EXERCISE BRIEF
Please filter the data down to the lines that include the word "note" and copy them.

··· DATA SECTION

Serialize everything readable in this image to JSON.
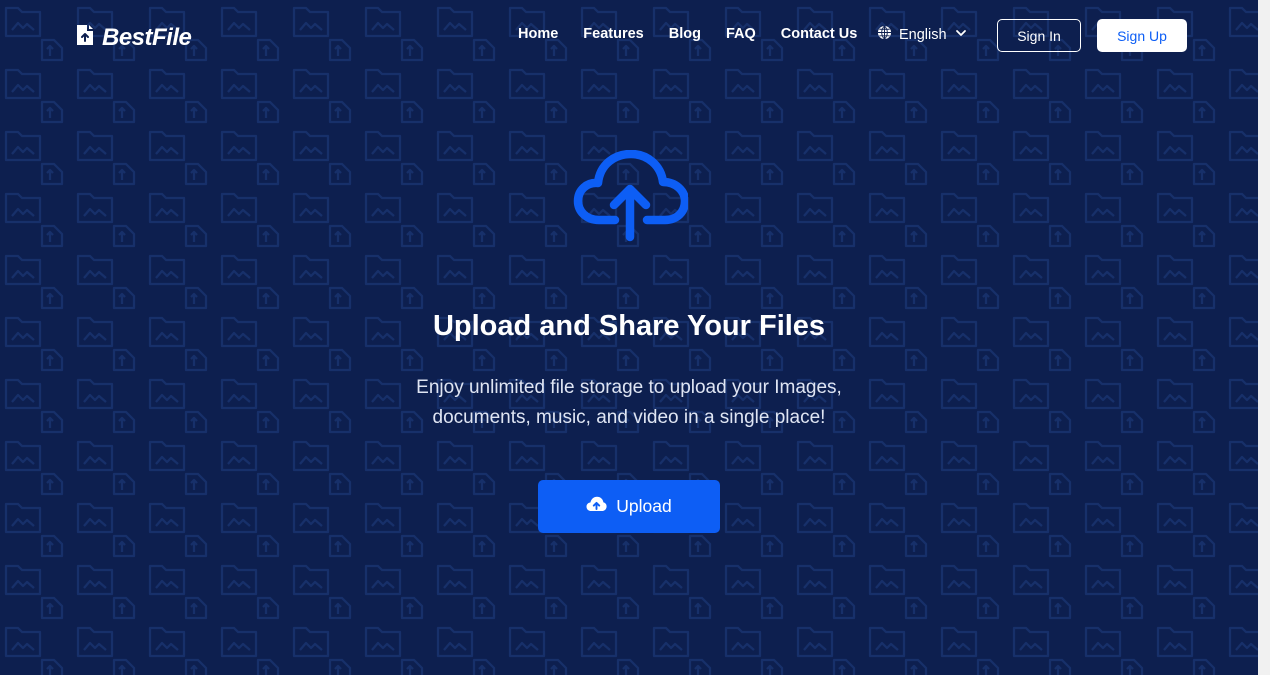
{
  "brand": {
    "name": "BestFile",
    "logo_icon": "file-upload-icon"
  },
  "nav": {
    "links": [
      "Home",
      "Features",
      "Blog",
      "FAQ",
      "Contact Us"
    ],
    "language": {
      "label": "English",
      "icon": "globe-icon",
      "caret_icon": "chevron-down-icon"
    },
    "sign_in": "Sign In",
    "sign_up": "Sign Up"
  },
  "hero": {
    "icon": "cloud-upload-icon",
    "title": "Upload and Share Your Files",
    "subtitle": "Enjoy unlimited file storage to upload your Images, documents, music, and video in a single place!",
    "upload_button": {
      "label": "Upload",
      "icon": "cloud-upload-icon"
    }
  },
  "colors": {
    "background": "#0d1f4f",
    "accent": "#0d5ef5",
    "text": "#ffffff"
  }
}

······
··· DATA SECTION

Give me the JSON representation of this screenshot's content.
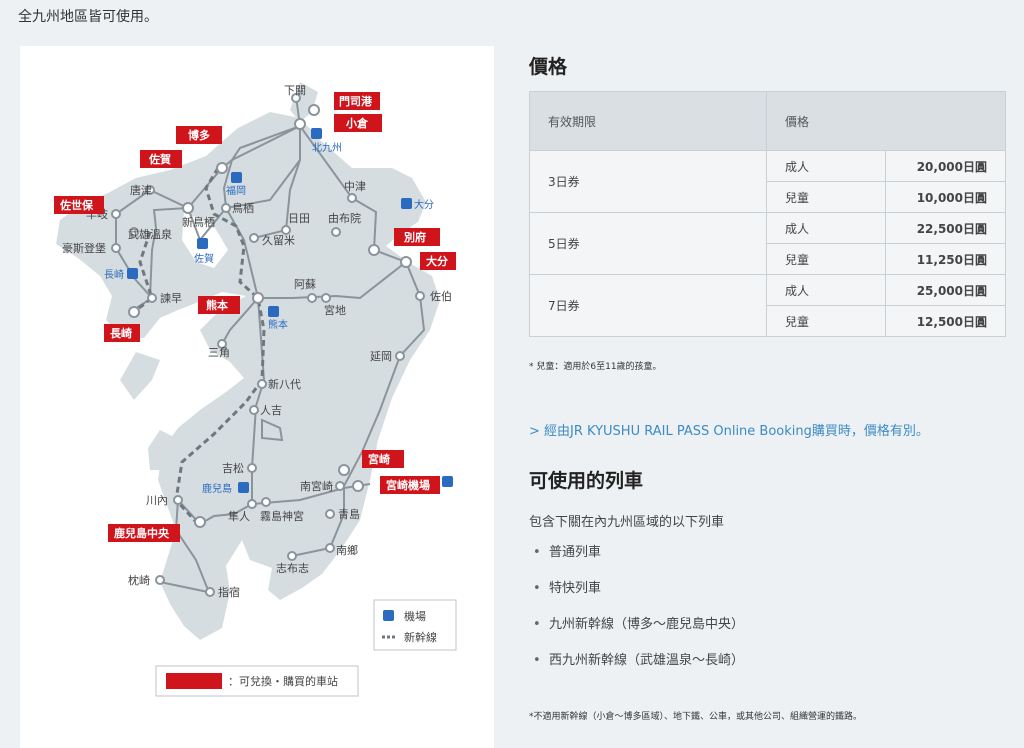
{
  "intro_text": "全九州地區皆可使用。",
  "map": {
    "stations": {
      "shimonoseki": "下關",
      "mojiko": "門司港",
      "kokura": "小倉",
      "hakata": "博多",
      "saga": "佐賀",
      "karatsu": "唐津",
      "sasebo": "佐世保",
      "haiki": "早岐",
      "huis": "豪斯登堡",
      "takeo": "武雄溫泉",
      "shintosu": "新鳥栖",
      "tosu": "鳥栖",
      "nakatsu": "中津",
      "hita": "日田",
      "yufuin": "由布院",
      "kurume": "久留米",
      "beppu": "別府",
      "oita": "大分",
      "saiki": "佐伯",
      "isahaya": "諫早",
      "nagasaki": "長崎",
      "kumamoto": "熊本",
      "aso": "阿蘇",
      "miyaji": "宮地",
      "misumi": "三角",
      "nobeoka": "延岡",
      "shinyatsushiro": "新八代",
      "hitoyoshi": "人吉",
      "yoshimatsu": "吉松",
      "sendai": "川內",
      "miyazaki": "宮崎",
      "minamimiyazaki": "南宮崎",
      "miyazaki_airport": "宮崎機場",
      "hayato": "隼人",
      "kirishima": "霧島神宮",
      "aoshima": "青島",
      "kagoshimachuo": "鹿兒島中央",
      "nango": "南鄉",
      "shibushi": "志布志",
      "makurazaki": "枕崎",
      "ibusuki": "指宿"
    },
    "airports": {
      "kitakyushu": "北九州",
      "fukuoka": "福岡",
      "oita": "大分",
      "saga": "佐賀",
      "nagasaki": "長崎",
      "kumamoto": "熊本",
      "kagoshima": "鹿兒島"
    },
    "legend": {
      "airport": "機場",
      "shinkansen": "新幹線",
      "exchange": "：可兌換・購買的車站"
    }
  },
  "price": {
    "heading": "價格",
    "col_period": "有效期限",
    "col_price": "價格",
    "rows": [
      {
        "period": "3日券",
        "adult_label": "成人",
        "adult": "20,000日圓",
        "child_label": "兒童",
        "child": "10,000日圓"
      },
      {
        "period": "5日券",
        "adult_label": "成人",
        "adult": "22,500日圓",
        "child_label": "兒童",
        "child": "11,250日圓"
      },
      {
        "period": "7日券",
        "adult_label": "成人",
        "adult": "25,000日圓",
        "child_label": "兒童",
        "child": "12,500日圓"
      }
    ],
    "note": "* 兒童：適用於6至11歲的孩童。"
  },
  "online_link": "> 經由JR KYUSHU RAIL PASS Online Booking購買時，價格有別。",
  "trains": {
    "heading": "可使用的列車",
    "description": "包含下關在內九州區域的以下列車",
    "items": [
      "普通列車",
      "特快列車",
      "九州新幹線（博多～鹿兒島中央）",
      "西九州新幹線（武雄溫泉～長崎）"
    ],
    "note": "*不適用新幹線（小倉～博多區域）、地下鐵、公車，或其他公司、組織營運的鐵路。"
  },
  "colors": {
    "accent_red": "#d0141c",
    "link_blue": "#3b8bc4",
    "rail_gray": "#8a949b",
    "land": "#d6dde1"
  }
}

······
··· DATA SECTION

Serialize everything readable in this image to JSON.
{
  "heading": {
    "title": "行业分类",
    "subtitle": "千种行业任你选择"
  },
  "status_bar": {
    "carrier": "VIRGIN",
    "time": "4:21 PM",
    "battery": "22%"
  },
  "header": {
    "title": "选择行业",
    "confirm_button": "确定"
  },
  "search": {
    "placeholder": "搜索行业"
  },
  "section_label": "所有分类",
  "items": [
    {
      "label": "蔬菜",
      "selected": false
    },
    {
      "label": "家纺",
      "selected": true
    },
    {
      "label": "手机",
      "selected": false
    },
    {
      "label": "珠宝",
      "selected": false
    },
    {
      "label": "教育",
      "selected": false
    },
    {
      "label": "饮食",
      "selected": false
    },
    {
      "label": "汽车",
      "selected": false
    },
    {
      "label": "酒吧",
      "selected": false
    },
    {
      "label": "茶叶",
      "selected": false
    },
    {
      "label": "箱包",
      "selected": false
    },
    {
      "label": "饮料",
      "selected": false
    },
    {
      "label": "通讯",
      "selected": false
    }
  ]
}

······

ANSWER BELOW
    "note": "* 兒童：適用於6至11歲的孩童。"
    "note": "*不適用新幹線（小倉～博多區域）、地下鐵、公車，或其他公司、組織營運的鐵路。"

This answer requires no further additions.